Earlier this month, LSL Property Services monthly house price index showed that house prices in England and Wales hit £273,528 last month, meaning they are now £34,192 higher than at the height of the housing boom in February 2008.
The data chimes with the latest Land Registry house price index, which showed that in January average house prices were just £2,000 less than the peak of the market.
Richard Sexton, director of E.surv chartered surveyors, said that an overall tempering in house price growth clouds a particularly competitive market.
“The bottom wave of the property market is riding on the crest of low mortgage rates, slashed stamp duty charges, and more higher LTV lending,” he stated, adding that the zero per cent inflation announcement yesterday (24 March) will push the prospect of an interest rate rise even further into the future, which may spur mortgage rates to fall even lower, stoking more demand from the bottom up.
“Potential buyers are coming in from all directions to buy into a constricted supply of property on the market, and time is ticking to build more homes.”
Adrian Gill, director of Your Move and Reeds Rains estate agents, said that after storming ahead of the rest of the country last year, conditions have calmed in London and the south east.
“The capital has already had the first taste of added pressure placed on prime property in the form of revised stamp duty, and the £1.5m to £5m slice of the market has also been hit by cold feet in the run up to the general election, with the threat of a potential mansion tax.
He also argued that while the housing shortage may be propping up property price growth, more needs to be done to invigorate the property market recovery.

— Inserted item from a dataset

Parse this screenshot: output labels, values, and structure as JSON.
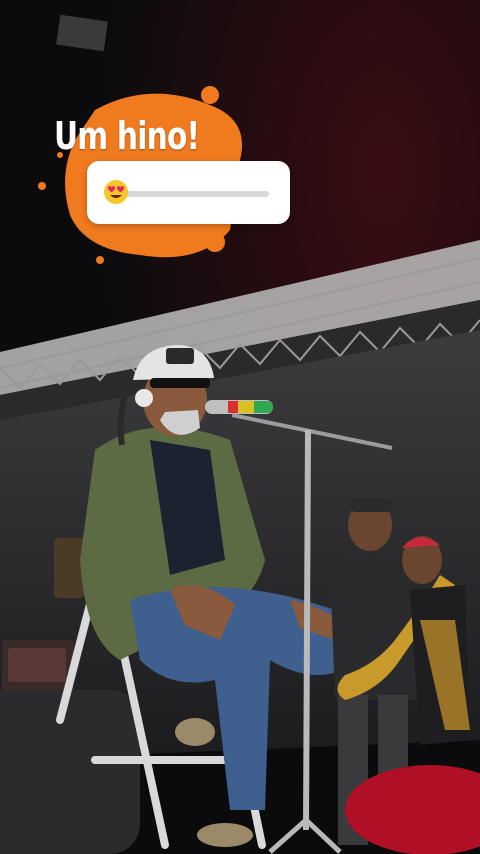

“Measures like the Help to Buy scheme and reforming stamp duty have airlifted support to the bottom end of the market, but unless more new homes are built, the government are practically playing a zero-sum game: reshuffling a deck doesn’t leave you with more cards.”